The CA General Secretary reported in 1899 that a "U.P. Christian Settlement" formally opened on January 1st, 1899, at 2524 South Street, and that the inauguration of the program and the supervision of the work had largely been a credit to Andrew H. Woods (M.D., 1899). As the program grew, the CA moved the University Settlement House to 2601 Lombard Street in 1906. Later on, the settlement house program further expanded, first in 1928, to the Dixon House at 1920 South 20th Street, a property it eventually owned, and then in 1932 and 1945 respectively, to two others which it operated--the Oxmead Farm work camp in Burlington, NJ, and the Western Community House at 1613 South Street (the latter being formerly the Western Soup Society founded in 1837).
In 1905, records show that there were 75 volunteer workers teaching young men's classes in civil government, printing, history, gymnastics, singing and shorthand; lectures to men by university professors; boys classes in reading, history, spelling, arithmetic, drawing and gymnastics; and weekly entertainments in each of the 4 houses. Religious meetings were held on Sunday evening in each house. In addition, there were several good teams in football, baseball, basketball -- coached by Penn students. Reading and game rooms were open every evening. There were also cooking classes for mothers, kindergarten for children, and girls classes in sewing, cooking, drawing, singing, gymnastics, girls basketball teams. The settlement also had a doctor treating about 300 cases monthly; camp for young men, boys and girls.

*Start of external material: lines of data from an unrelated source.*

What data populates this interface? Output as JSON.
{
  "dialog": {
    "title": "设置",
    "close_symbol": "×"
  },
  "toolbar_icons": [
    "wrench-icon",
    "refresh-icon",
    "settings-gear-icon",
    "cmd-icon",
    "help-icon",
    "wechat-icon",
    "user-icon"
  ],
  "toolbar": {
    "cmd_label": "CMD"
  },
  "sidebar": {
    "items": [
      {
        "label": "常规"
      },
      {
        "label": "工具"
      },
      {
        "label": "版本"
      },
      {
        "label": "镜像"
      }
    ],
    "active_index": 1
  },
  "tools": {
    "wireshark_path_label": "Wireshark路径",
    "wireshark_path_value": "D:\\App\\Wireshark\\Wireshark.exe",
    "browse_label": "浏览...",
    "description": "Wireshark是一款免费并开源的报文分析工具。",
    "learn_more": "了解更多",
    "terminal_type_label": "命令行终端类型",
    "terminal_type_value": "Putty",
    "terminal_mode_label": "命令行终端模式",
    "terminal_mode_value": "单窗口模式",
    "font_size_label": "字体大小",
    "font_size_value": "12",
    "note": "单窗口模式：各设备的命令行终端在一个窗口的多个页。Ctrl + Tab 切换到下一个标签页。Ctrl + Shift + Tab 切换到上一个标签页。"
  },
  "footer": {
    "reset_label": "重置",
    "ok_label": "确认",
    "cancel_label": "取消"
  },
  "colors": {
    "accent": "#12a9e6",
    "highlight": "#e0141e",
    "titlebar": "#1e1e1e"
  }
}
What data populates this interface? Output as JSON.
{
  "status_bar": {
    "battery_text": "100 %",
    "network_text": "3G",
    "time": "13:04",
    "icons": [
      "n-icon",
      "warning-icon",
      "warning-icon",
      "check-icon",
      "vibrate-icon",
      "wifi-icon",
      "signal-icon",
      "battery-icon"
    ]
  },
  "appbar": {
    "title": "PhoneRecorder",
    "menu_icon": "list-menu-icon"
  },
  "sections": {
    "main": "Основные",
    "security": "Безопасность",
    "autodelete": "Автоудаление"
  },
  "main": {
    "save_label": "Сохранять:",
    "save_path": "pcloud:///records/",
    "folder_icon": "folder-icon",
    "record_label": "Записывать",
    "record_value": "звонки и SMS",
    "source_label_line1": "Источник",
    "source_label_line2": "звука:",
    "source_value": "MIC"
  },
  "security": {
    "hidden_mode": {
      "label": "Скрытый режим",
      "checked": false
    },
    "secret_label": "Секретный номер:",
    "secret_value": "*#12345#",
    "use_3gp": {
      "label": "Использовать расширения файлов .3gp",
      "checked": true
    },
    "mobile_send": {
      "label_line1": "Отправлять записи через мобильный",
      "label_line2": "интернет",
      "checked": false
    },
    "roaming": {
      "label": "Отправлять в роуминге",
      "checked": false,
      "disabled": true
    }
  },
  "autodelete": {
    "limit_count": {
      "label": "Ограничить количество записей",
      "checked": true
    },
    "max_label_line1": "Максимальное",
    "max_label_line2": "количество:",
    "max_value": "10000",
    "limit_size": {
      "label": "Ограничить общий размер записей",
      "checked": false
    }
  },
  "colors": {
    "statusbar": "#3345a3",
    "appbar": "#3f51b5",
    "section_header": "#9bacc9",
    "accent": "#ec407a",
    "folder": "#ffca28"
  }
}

The search for summer camp to which mothers and their little children under 10 and boys and girls of the settlement could go for two weeks stay began at Swamp Creek (Unami) in upper Montgomery County and the students followed the creek down until they reached a beautiful section of the creek for swimming and boating, an old farm house and barn and 70 acres of land. Marshall Morgan purchased and donated the property for University Camp for Boys at Green Lane, PA (70 acres.) He had been President of the General Board of the CA and chairperson of its Social Service Committee. The Green Lane Boys Camp is started for Philadelphia boys from families with modest means. The last 10 days of the camping season were given to girls. Each summer, nearly 800 boys between the ages of 10 and 14 are accommodated during the camping season. Outing for mothers with children under 10 were provided at Oxmead Farm in Burlington NJ.
In 1925 Green Lane Girls camp was established, sharing the University Camp for Boys. Dr. Edward Sibley donated 150 acres of his estate for a separate Green Lane Girls’ camp in memory of his 12-year-old daughter. The camps were required to maintain as close as possible to a 50/50 white/non-white ratio, and had Penn students serve as counselors during the summer. Both programs--the settlement houses and the camps--flourished from the late 1920s through the late 1950s, when Dana G. How was the CA Director. In 1963, the camps and settlement houses were separated from the CA and placed under control of the Diversified Community Services (DCS).
To learn more about Dana How, the history of the University Camps and the Dana How Social Services Fund go to www.universityboysandgirlscamps.com